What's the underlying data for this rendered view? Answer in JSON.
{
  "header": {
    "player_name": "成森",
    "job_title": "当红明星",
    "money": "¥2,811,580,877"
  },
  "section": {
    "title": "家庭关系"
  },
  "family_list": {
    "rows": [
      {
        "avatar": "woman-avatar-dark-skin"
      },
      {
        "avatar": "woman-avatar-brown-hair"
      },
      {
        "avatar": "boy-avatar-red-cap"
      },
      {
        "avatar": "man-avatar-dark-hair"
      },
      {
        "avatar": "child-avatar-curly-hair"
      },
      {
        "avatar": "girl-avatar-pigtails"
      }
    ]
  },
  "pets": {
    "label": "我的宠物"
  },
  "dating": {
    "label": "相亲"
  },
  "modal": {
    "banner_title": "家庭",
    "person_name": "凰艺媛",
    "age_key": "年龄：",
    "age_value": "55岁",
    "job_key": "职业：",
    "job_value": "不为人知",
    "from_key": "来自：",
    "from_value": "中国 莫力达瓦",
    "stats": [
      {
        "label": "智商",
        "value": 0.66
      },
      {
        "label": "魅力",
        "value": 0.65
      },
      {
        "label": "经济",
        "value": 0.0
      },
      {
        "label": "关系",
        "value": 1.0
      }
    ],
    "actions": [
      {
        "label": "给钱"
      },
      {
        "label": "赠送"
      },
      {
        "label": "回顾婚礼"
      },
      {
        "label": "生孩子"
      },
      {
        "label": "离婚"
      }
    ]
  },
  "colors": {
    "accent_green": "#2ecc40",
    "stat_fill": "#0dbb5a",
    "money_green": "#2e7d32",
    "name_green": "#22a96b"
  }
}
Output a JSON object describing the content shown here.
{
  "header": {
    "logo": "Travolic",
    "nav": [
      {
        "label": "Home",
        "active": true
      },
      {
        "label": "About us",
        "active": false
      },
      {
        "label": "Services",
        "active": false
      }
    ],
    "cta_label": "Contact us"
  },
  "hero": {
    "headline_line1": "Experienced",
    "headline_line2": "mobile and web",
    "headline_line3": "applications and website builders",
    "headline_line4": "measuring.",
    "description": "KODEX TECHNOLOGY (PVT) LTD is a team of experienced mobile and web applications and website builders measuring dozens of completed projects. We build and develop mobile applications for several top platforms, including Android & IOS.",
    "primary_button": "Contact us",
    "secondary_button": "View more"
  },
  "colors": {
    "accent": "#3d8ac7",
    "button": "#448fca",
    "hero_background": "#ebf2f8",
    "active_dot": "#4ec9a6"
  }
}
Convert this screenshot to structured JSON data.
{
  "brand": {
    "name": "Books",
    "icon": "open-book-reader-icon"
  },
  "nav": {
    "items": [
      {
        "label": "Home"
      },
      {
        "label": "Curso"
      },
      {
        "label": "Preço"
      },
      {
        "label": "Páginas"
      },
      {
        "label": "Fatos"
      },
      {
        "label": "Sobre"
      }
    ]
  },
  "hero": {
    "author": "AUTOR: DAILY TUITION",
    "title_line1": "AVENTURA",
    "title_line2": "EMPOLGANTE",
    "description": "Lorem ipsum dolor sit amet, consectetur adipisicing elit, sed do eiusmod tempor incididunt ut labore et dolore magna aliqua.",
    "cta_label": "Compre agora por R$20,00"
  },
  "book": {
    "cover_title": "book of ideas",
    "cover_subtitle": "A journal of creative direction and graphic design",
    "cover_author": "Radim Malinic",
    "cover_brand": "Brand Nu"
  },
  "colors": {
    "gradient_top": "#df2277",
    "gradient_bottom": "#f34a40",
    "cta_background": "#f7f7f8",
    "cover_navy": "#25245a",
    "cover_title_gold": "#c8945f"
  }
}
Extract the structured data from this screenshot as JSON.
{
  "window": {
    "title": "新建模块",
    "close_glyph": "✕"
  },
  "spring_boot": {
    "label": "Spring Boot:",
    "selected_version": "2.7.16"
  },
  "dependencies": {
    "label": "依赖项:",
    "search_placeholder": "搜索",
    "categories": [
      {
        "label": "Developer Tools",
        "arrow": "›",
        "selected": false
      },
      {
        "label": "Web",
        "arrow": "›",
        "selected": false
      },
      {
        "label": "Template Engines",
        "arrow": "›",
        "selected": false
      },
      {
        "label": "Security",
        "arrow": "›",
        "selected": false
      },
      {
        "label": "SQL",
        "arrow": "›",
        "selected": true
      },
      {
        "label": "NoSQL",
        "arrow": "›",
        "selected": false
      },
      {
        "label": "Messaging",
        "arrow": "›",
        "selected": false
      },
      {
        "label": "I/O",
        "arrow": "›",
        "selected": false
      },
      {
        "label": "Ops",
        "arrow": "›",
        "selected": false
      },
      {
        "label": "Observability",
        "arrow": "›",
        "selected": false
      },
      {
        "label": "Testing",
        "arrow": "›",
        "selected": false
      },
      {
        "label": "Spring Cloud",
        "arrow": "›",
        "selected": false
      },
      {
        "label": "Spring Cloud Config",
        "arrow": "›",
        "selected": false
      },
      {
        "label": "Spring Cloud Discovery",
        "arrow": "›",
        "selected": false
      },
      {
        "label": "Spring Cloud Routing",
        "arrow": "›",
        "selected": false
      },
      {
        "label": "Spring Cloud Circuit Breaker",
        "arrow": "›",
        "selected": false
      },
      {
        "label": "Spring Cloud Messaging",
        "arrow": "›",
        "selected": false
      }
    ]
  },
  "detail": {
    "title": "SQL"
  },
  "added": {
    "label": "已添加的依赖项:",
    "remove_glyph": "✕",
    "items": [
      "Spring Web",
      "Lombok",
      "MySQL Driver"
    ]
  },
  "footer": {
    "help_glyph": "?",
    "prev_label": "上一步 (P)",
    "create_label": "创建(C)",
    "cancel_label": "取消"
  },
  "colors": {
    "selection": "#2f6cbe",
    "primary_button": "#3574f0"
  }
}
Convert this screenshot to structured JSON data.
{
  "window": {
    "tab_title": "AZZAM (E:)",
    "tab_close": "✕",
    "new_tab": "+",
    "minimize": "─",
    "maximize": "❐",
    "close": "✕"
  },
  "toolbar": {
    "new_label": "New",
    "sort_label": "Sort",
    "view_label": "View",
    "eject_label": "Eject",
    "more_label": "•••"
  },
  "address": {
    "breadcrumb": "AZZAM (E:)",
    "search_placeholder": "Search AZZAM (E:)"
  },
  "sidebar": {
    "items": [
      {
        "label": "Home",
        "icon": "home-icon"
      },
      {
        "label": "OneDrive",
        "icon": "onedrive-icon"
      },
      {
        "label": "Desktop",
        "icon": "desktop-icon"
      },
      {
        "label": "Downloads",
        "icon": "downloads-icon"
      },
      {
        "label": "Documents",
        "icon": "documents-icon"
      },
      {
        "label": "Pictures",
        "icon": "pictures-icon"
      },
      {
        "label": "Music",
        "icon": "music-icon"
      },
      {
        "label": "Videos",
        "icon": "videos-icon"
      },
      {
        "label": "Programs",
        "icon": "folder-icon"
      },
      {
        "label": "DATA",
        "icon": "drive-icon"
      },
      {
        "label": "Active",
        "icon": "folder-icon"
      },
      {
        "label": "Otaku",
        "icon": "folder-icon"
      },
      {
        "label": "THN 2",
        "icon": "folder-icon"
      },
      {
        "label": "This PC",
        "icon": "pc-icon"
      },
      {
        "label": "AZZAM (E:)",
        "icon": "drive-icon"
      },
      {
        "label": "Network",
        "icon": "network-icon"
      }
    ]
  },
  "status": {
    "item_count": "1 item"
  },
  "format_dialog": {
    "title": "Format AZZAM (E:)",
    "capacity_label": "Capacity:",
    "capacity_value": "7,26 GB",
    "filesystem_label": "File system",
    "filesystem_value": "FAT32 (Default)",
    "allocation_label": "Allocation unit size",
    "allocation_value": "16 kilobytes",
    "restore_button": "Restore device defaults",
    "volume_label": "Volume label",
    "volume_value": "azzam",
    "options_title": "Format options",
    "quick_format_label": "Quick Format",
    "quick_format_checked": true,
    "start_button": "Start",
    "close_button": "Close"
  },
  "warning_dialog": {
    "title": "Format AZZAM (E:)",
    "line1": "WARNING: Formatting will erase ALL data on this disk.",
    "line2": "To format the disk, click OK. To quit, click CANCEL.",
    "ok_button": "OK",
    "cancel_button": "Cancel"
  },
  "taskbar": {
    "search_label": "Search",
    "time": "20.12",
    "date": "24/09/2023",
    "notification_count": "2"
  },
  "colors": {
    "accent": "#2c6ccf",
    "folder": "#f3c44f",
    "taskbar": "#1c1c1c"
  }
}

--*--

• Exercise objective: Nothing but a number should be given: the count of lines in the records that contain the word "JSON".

• Solved problem: 5